- [What you have to do] Would you please output the records exactly as they appear below?

——————

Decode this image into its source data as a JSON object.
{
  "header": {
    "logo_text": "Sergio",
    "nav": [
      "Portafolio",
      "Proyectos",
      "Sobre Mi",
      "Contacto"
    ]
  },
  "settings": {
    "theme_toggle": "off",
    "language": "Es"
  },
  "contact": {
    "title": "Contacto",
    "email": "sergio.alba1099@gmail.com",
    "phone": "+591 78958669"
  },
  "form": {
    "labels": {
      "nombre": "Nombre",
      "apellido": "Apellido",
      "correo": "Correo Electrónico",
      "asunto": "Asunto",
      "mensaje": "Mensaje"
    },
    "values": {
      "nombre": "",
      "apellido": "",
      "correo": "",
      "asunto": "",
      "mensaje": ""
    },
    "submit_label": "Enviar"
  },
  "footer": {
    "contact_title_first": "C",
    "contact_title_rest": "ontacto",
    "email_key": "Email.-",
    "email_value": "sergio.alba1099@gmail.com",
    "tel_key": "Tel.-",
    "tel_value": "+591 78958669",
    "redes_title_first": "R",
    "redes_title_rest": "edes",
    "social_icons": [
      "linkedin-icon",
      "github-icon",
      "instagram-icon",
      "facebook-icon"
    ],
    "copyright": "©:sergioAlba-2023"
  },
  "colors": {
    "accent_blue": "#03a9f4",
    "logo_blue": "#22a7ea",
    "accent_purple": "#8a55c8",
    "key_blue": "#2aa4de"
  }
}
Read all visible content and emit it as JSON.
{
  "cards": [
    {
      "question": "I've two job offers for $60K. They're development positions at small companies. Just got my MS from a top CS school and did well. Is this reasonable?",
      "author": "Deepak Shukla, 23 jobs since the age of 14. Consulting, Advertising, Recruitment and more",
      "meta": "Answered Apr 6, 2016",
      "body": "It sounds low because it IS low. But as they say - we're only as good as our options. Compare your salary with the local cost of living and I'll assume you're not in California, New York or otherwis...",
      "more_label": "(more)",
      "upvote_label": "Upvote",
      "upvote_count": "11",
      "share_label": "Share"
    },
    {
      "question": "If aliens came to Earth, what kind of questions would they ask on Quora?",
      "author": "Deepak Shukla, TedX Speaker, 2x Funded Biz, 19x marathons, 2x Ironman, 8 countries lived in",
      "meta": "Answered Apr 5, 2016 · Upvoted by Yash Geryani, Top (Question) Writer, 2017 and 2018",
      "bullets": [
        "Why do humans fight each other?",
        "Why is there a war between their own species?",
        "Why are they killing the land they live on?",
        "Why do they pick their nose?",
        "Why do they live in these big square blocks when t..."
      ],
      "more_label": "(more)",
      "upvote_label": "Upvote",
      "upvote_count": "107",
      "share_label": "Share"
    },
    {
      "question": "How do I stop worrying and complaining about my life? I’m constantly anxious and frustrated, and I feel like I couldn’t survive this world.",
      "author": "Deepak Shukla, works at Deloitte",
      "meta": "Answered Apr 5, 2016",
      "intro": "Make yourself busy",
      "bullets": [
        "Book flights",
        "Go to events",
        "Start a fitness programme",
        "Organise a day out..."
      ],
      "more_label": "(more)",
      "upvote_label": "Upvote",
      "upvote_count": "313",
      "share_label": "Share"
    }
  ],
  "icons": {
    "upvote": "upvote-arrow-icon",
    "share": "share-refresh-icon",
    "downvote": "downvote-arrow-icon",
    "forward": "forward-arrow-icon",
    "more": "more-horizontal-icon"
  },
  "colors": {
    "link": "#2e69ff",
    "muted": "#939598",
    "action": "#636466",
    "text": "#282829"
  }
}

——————

- [Result below]
Decode this image into its source data as a JSON object.
{
  "header": {
    "logo_text": "Sergio",
    "nav": [
      "Portafolio",
      "Proyectos",
      "Sobre Mi",
      "Contacto"
    ]
  },
  "settings": {
    "theme_toggle": "off",
    "language": "Es"
  },
  "contact": {
    "title": "Contacto",
    "email": "sergio.alba1099@gmail.com",
    "phone": "+591 78958669"
  },
  "form": {
    "labels": {
      "nombre": "Nombre",
      "apellido": "Apellido",
      "correo": "Correo Electrónico",
      "asunto": "Asunto",
      "mensaje": "Mensaje"
    },
    "values": {
      "nombre": "",
      "apellido": "",
      "correo": "",
      "asunto": "",
      "mensaje": ""
    },
    "submit_label": "Enviar"
  },
  "footer": {
    "contact_title_first": "C",
    "contact_title_rest": "ontacto",
    "email_key": "Email.-",
    "email_value": "sergio.alba1099@gmail.com",
    "tel_key": "Tel.-",
    "tel_value": "+591 78958669",
    "redes_title_first": "R",
    "redes_title_rest": "edes",
    "social_icons": [
      "linkedin-icon",
      "github-icon",
      "instagram-icon",
      "facebook-icon"
    ],
    "copyright": "©:sergioAlba-2023"
  },
  "colors": {
    "accent_blue": "#03a9f4",
    "logo_blue": "#22a7ea",
    "accent_purple": "#8a55c8",
    "key_blue": "#2aa4de"
  }
}
Read all visible content and emit it as JSON.
{
  "cards": [
    {
      "question": "I've two job offers for $60K. They're development positions at small companies. Just got my MS from a top CS school and did well. Is this reasonable?",
      "author": "Deepak Shukla, 23 jobs since the age of 14. Consulting, Advertising, Recruitment and more",
      "meta": "Answered Apr 6, 2016",
      "body": "It sounds low because it IS low. But as they say - we're only as good as our options. Compare your salary with the local cost of living and I'll assume you're not in California, New York or otherwis...",
      "more_label": "(more)",
      "upvote_label": "Upvote",
      "upvote_count": "11",
      "share_label": "Share"
    },
    {
      "question": "If aliens came to Earth, what kind of questions would they ask on Quora?",
      "author": "Deepak Shukla, TedX Speaker, 2x Funded Biz, 19x marathons, 2x Ironman, 8 countries lived in",
      "meta": "Answered Apr 5, 2016 · Upvoted by Yash Geryani, Top (Question) Writer, 2017 and 2018",
      "bullets": [
        "Why do humans fight each other?",
        "Why is there a war between their own species?",
        "Why are they killing the land they live on?",
        "Why do they pick their nose?",
        "Why do they live in these big square blocks when t..."
      ],
      "more_label": "(more)",
      "upvote_label": "Upvote",
      "upvote_count": "107",
      "share_label": "Share"
    },
    {
      "question": "How do I stop worrying and complaining about my life? I’m constantly anxious and frustrated, and I feel like I couldn’t survive this world.",
      "author": "Deepak Shukla, works at Deloitte",
      "meta": "Answered Apr 5, 2016",
      "intro": "Make yourself busy",
      "bullets": [
        "Book flights",
        "Go to events",
        "Start a fitness programme",
        "Organise a day out..."
      ],
      "more_label": "(more)",
      "upvote_label": "Upvote",
      "upvote_count": "313",
      "share_label": "Share"
    }
  ],
  "icons": {
    "upvote": "upvote-arrow-icon",
    "share": "share-refresh-icon",
    "downvote": "downvote-arrow-icon",
    "forward": "forward-arrow-icon",
    "more": "more-horizontal-icon"
  },
  "colors": {
    "link": "#2e69ff",
    "muted": "#939598",
    "action": "#636466",
    "text": "#282829"
  }
}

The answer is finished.